So in my procrastination I made a generic syllabi for what this software developement course would look like, Software & Project Development For Social Scientists. It would have a class/week on using the command prompt, then a week on github, then a few weeks building a python library, then ditto for an R package. And along the way sprinkle in literate programming (notebooks and markdown and Latex), unit testing, and docker.

And here we could discuss how projects are organized. And social science students get exposed to way more stuff that is relevant in a typical data science role. I have over the years also dreamt up other data science related courses as well.

Stats Programming for CJ. This goes through the basics of data manipulation using statistical programming. I would likely have tutorials for R, python, SPSS, and Stata for this. My experience with students is that even if they have had multiple stats classes in grad school, if you ask them “take this incident dataset with dates, and prepare a weekly level file with counts of crimes per week” they don’t know how to do even that simple task (an aggregation). So students need an entry level data manipulation course.

Optimization for Criminal Justice (or alt title Operations Research and Machine Learning for CJ). This one is not as developed as some of my other courses, but I think I could make it work for a semester. I think learning linear programming is a really great skill not taught at all in any CJ program I am aware of. I have some small notes on machine learning in my Research Design class for PhD students, but that could be expanded out (week for decision trees/forests, week for boosting, week for neural networks, etc.).

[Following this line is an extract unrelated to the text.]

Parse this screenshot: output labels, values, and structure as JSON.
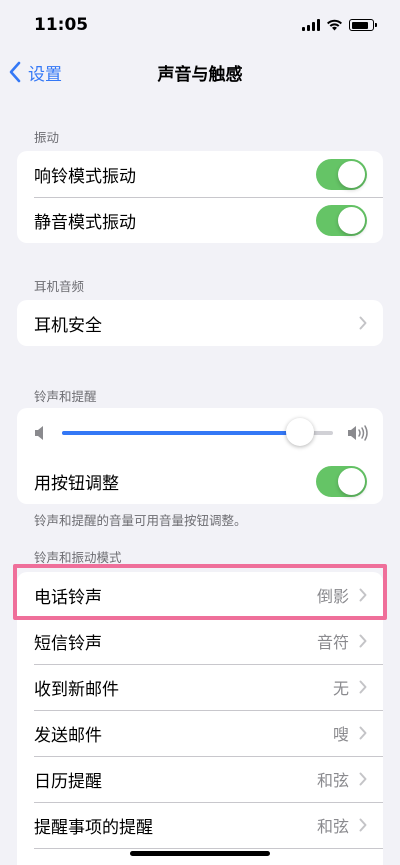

And last, I have made syllabi for the one credit entry level course for undergrad students, and the equivalent course for the new PhD students, College Prep. These classes I had I don’t think did a very good job. My intro one at Bloomsburg for undergrad had a textbook lol! The only thing I remember about my PhD one was fear mongering over publications (which at that point I had no idea what was going on), and spending the last class with Julie Horney and David McDowell at whatever the place next to the Washington Tavern in Albany was called (?Gingerbread?).

These are of course just in my head at the moment. I have posted my course materials over the years that I have delivered.

I have pitched to a few programs to hire me as a semi teaching professor (and still keep my private sector gig). This set up is not that uncommon in comp sci departments, but no CJ ones I think are interested. Even though I like musing about courses, adjunct pay is way too low to justify this investment, and should be paid to both develop the material as well as deliver the class.


I have similarly made outlines for books over the years as well. One is Data Science for Crime Analysis with Python. I think there is an opening in the crime analysis market to advance to more professional coding, and so a python book would be good. But the market is overall tiny, my high end guesstimates are only around 800, so hard to justify the effort. (It would be mainly just a collection of my blog posts, but all in a nicer format for everyone to walk through/replicate.)

Another is a reader book, Handbook of Advanced Crime Analysis. That may not be needed though, as Cory Haberman and Liz Groff did a recent book that has quite a bit of overlap (can’t find it at the moment, maybe it is not out yet). Many current advanced techniques are scattered and sometimes difficult to replicate, I figured a reader that also includes code walkthroughs would help quite a few PhD students.

And again if I was still in the publishing game I would like to turn my Poisson course notes into a little Sage green book.

If I was still a professor, this would go hand in hand with developing courses. I know Uni’s do sometimes have grants to develop open source teaching materials, and these would probably best fit those molds. These aren’t going to generate revenue directly from sales.

So complaints and snippets on blog posts are all you are going to get for now from me.